Joe


#12

I think you’re right.

Looking at your video, this part of your arm action reminds me of Anthony Reyes and Paul Byrd, both of whom have had a series of injury problems. The problem with this type of arm action is that it will increase the degree and force with which your pitching arm will externally rotate.

I would prefer that you swung your arm more out toward 2B rather than dropping your hand to your side and then picking it straight up.

Just curious, but where did you learn to do this? Were you taught it or did you just come up with it on your own?

Also, here are a couple other things I noticed…

  1. You really reverse-rotate your shoulders and maintain this attitude as you start to move to the plate. That, combined with the arm action I describe above, could be related to the things you are feeling in your arm. It sounds like something may be going on with a nerve in your arm.

  2. You seem to land on the heel of your glove-side foot. This might affect your control.

  3. Based on the angle of your elbow at the release point, I think you might be overestimating your velocity. I say this because your shoulders seem to rotate pretty much with your hips, which will rob you of power. This may also force you throw throw more with your arm and may also be related to what’s going on in your arm. I woud suggest that you try to keep your shoulders closed while your hips open up underneath them. This photo of Cassey Fossum is an extreme example of what I (and Roger and DM59) am talking about…

Nolan Ryan and Cliff Politte are also great examples of guys who generate tons of power with their bodies by rotating their hips ahead of their shoulders (which then enables the muscles of the torso to powerfully pull the shoulders around).[/quote]

You have any stretches or workouts that you can do enable to do this? I am not very flexible right now and could use some quality stretches.


#13

That image of Fossum is pretty extreme. I’m not even sure it’s our goal. As far as getting to this position, I think it would be difficult even for Fossum without the momentum of the body to fuel this. Right now, I wouldn’t attempt to emulate this. I would focus on a smooth timing of the parts such that the hips lead into landing with the shoulders not rotating until that front foot lands.


#14

Agreed.

He probably has to get this degree of separation to be effective because he is such a string bean.

Agreed.


#15

I’m starting to think that mechanical analysis is a bunch of hot air … one guy says his lead foot opens up immediately as he goes into his stride… another guy says his shoulders rotate too soon … I don’t see any of that happening … I just don’t see it.


#16

[quote=“andrew.ra.”]I’m starting to think that mechanical analysis is a bunch of hot air … one guy says his lead foot opens up immediately as he goes into his stride… another guy says his shoulders rotate too soon … I don’t see any of that happening … I just don’t see it.[/quote]I think you should look again or are you saying that opening the front foot up that early is a good thing? His shoulders are approximately 45 deg. open when his front foot lands. Both of these things are as clear as can be in the video. Step through it frame by frame and it’s quite obvious. You just might find the “hot air” dissipate.
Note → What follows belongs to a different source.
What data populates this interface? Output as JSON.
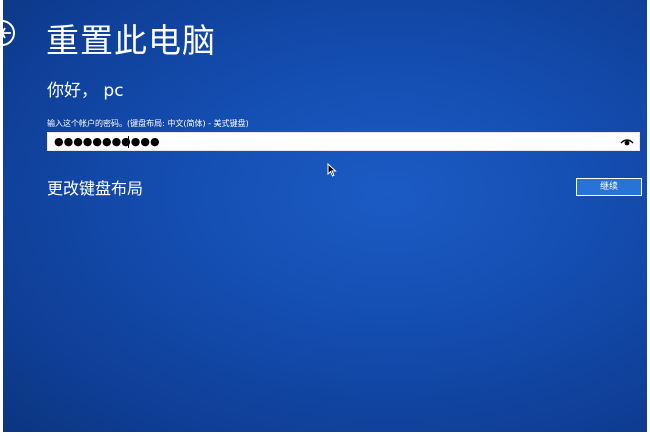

#17

all right all right … he does have his shoulders rotated by foot plant, yes …


#18

If he (or anyone) wants to maximize his velocity, his shoulders shouldn’t start to turn until after his foot plants. That stretches the muscles of the torso which then enables them to powerfully pull the shoulders around.